**Your instructions**. Pick out each line of the records that includes the string "name", and copy it.

[Dataset rows describing interfaces]
+ + + + + + +

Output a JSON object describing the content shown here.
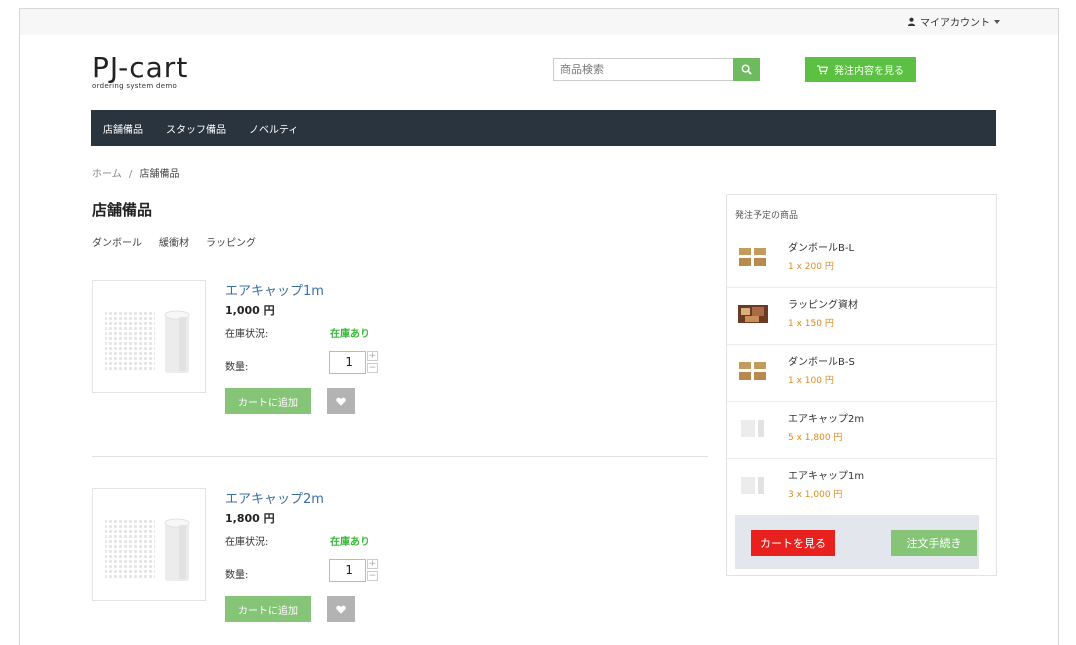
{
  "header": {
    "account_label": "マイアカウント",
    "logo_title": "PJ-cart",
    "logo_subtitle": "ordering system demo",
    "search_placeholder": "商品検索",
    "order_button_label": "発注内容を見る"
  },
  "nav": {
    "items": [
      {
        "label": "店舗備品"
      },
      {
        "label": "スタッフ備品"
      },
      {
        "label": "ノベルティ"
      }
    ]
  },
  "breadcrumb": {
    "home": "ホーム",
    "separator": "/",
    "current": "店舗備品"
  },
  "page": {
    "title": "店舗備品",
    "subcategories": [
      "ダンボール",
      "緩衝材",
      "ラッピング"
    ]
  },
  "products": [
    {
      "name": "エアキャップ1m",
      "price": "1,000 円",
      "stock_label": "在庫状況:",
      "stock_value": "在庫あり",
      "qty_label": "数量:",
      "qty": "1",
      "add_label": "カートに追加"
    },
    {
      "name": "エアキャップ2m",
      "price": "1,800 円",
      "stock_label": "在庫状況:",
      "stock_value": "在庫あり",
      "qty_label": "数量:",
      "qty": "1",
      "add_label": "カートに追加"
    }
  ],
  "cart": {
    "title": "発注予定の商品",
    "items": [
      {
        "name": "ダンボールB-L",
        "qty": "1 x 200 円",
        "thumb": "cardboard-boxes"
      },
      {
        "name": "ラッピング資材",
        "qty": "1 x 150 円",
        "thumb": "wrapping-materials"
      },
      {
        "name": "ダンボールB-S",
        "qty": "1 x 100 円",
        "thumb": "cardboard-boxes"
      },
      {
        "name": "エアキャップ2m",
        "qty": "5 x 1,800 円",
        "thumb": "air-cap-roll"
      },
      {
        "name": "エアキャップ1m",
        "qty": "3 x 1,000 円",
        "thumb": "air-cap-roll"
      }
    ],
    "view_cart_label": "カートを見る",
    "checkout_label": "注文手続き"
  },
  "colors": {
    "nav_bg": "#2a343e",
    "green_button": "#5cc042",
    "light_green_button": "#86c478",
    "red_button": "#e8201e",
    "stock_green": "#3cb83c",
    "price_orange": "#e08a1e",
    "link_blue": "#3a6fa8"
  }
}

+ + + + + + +

**Written response**.
      "name": "エアキャップ1m",
      "name": "エアキャップ2m",
        "name": "ダンボールB-L",
        "name": "ラッピング資材",
        "name": "ダンボールB-S",
        "name": "エアキャップ2m",
        "name": "エアキャップ1m",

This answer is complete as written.